ACTIVITY → How many of the lines in the material underneath include the string "data"? State the number only.

RECORD EXTRACTS →
-------
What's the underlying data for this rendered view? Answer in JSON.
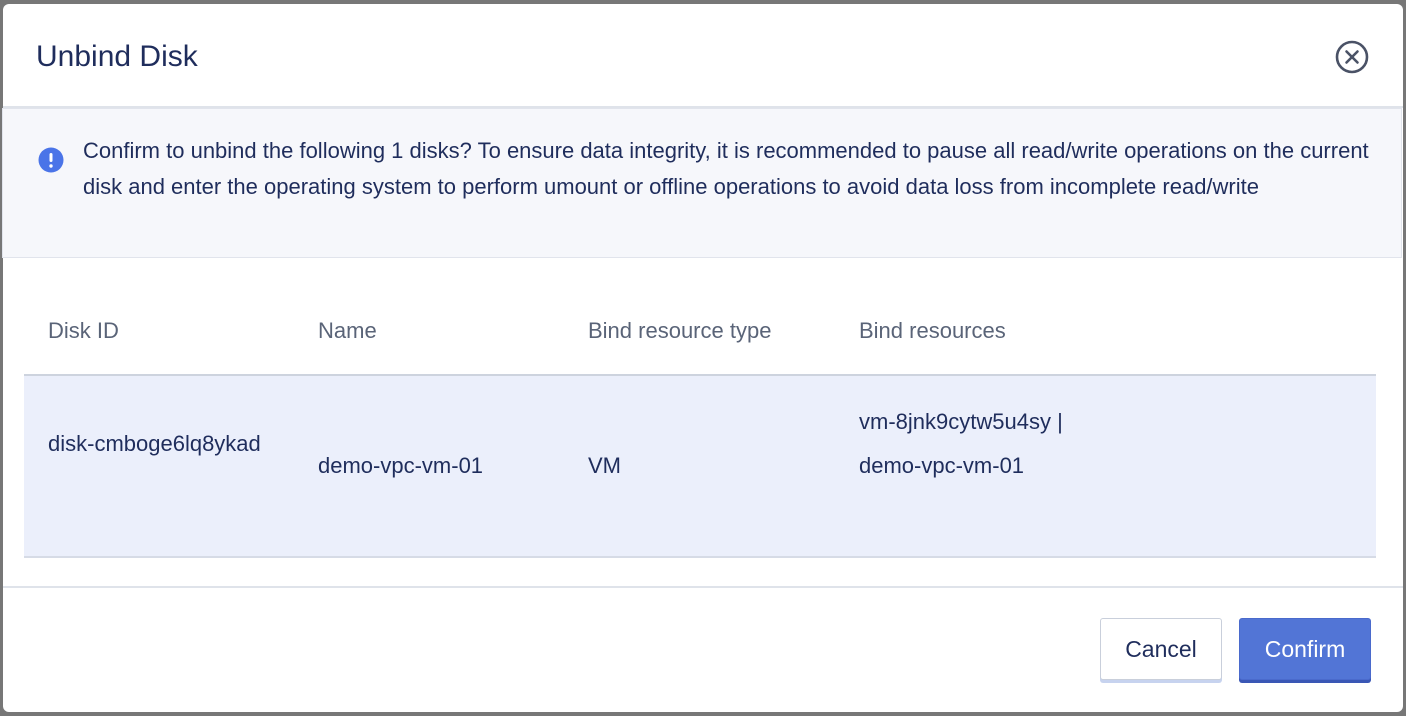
{
  "dialog": {
    "title": "Unbind Disk",
    "close_icon": "close-circle-icon"
  },
  "alert": {
    "icon": "info-exclamation-icon",
    "text": "Confirm to unbind the following 1 disks? To ensure data integrity, it is recommended to pause all read/write operations on the current disk and enter the operating system to perform umount or offline operations to avoid data loss from incomplete read/write"
  },
  "table": {
    "columns": [
      "Disk ID",
      "Name",
      "Bind resource type",
      "Bind resources"
    ],
    "rows": [
      {
        "disk_id": "disk-cmboge6lq8ykad",
        "name": "demo-vpc-vm-01",
        "bind_resource_type": "VM",
        "bind_resources": "vm-8jnk9cytw5u4sy | demo-vpc-vm-01"
      }
    ]
  },
  "footer": {
    "cancel_label": "Cancel",
    "confirm_label": "Confirm"
  },
  "colors": {
    "primary": "#5275d6",
    "alert_icon": "#4a74e8",
    "row_highlight": "#ebeffb"
  }
}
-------
TASK OUTPUT → 2